US20080273867A1 (en) * 2007-05-01 2008-11-06 Mattson Technology Canada, Inc. Irradiance pulse heat-treating methods and apparatus
US8005351B2 (en) 2007-05-01 2011-08-23 Mattson Technology Canada, Inc. Irradiance pulse heat-treating methods and apparatus
US8693857B2 (en) 2007-05-01 2014-04-08 Mattson Technology, Inc. Irradiance pulse heat-treating methods and apparatus
US9279727B2 (en) 2010-10-15 2016-03-08 Mattson Technology, Inc. Methods, apparatus and media for determining a shape of an irradiance pulse to which a workpiece is to be exposed

Similar Documents

Publication Publication Date Title
US3573544A (en) A gas discharge lamp circuit employing a transistorized oscillator
US4525648A (en) DC/AC Converter with voltage dependent timing circuit for discharge lamps
US2558293A (en) Apparatus for starting and operating gaseous discharge devices
US4353012A (en) Pulse injection starting for high intensity discharge metal halide lamps
US4287454A (en) High pressure discharge lamps with fast restart
US2020731A (en) Starting device for low voltage discharge tubes
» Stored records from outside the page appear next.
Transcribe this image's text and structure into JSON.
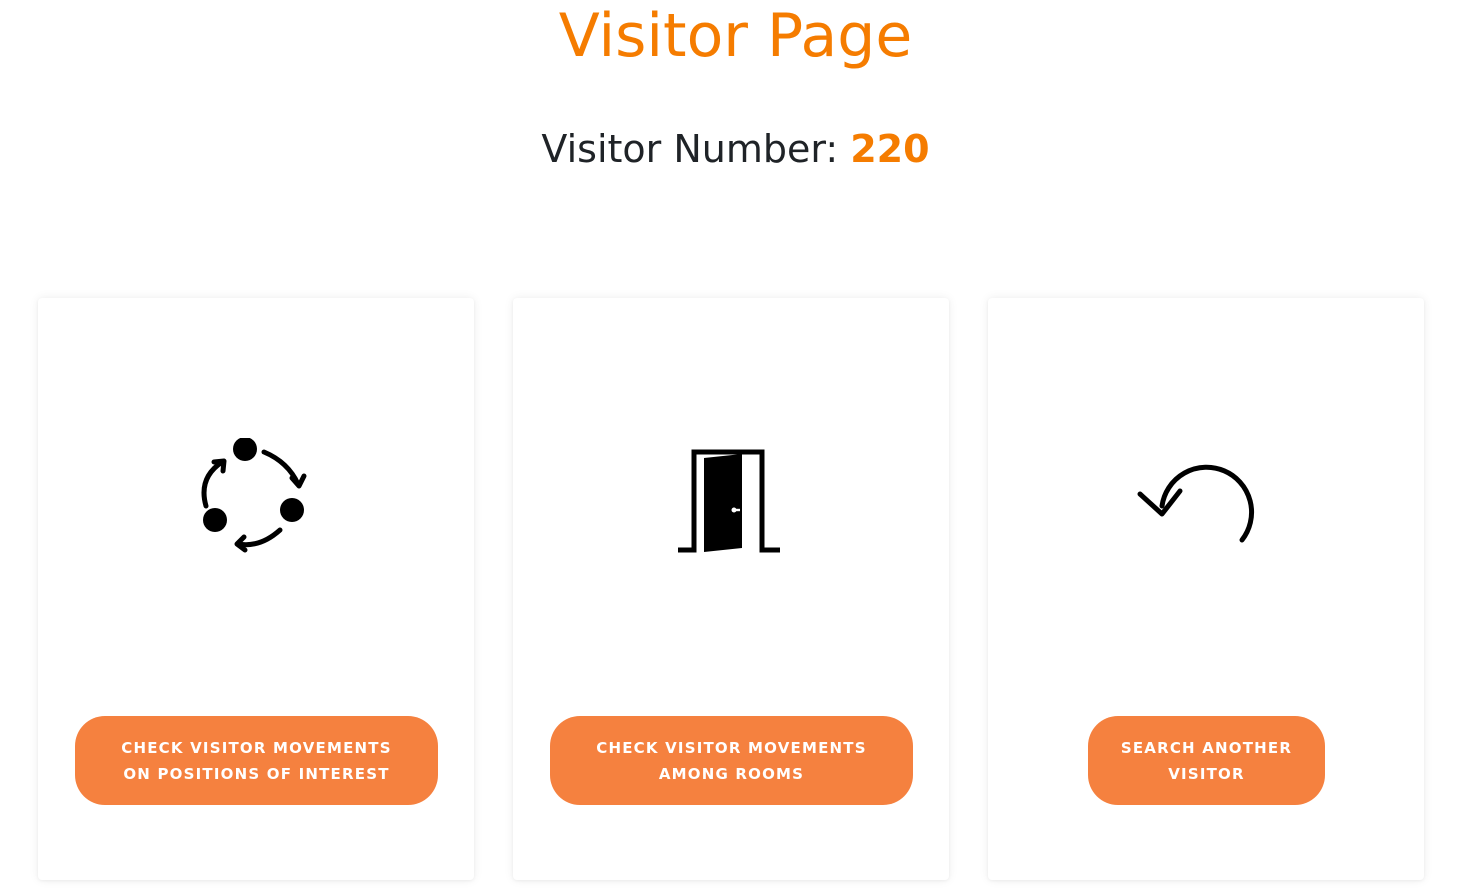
{
  "header": {
    "title": "Visitor Page",
    "visitor_label": "Visitor Number:",
    "visitor_number": "220"
  },
  "colors": {
    "accent": "#f57c00",
    "button": "#f5813f",
    "text": "#1f2327"
  },
  "cards": [
    {
      "icon": "cycle-arrows-icon",
      "button_line1": "CHECK VISITOR MOVEMENTS",
      "button_line2": "ON POSITIONS OF INTEREST"
    },
    {
      "icon": "open-door-icon",
      "button_line1": "CHECK VISITOR MOVEMENTS",
      "button_line2": "AMONG ROOMS"
    },
    {
      "icon": "undo-arrow-icon",
      "button_line1": "SEARCH ANOTHER",
      "button_line2": "VISITOR"
    }
  ]
}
US4461982A (en) High-pressure metal vapor discharge lamp igniter circuit system
US2462336A (en) Electric discharge device and method of operation
US2979637A (en) Fluorescent lighting circuit
US4350934A (en) Discharge device ballast component which provides both voltage transformation and variable inductive reactance
US4134042A (en) Electric discharge lamp control circuit having a temperature dependent capacitor
US4275337A (en) Starting and operating circuit for gaseous discharge lamps
US4135114A (en) Starting device for discharge lamp
US2458277A (en) Control of electric discharge lamps
US1980534A (en) Gas arc lamp
US2264055A (en) Starting circuit for electric discharge devices
US4513227A (en) High intensity discharge (HID) lamp starting apparatus
US2504549A (en) Starting and operating circuit for electric discharge devices
US4629945A (en) Method and apparatus for starting low wattage high intensity discharge lamps
US2717335A (en) Ignition system
US4185233A (en) High efficiency ballast system for gaseous discharge lamps
US3900761A (en) High intensity metal arc discharge lamp
US4678968A (en) High intensity discharge lamp starting and operating apparatus
US4523795A (en) Discharge lamp operating apparatus and method
US5289084A (en) Lamp arrangement employing a resonant circuit formed from an autotransformer and a capacitor where the capacitor is switched out of the resonant circuit and into a power factor correcting circuit when the ignition of the lamp is sensed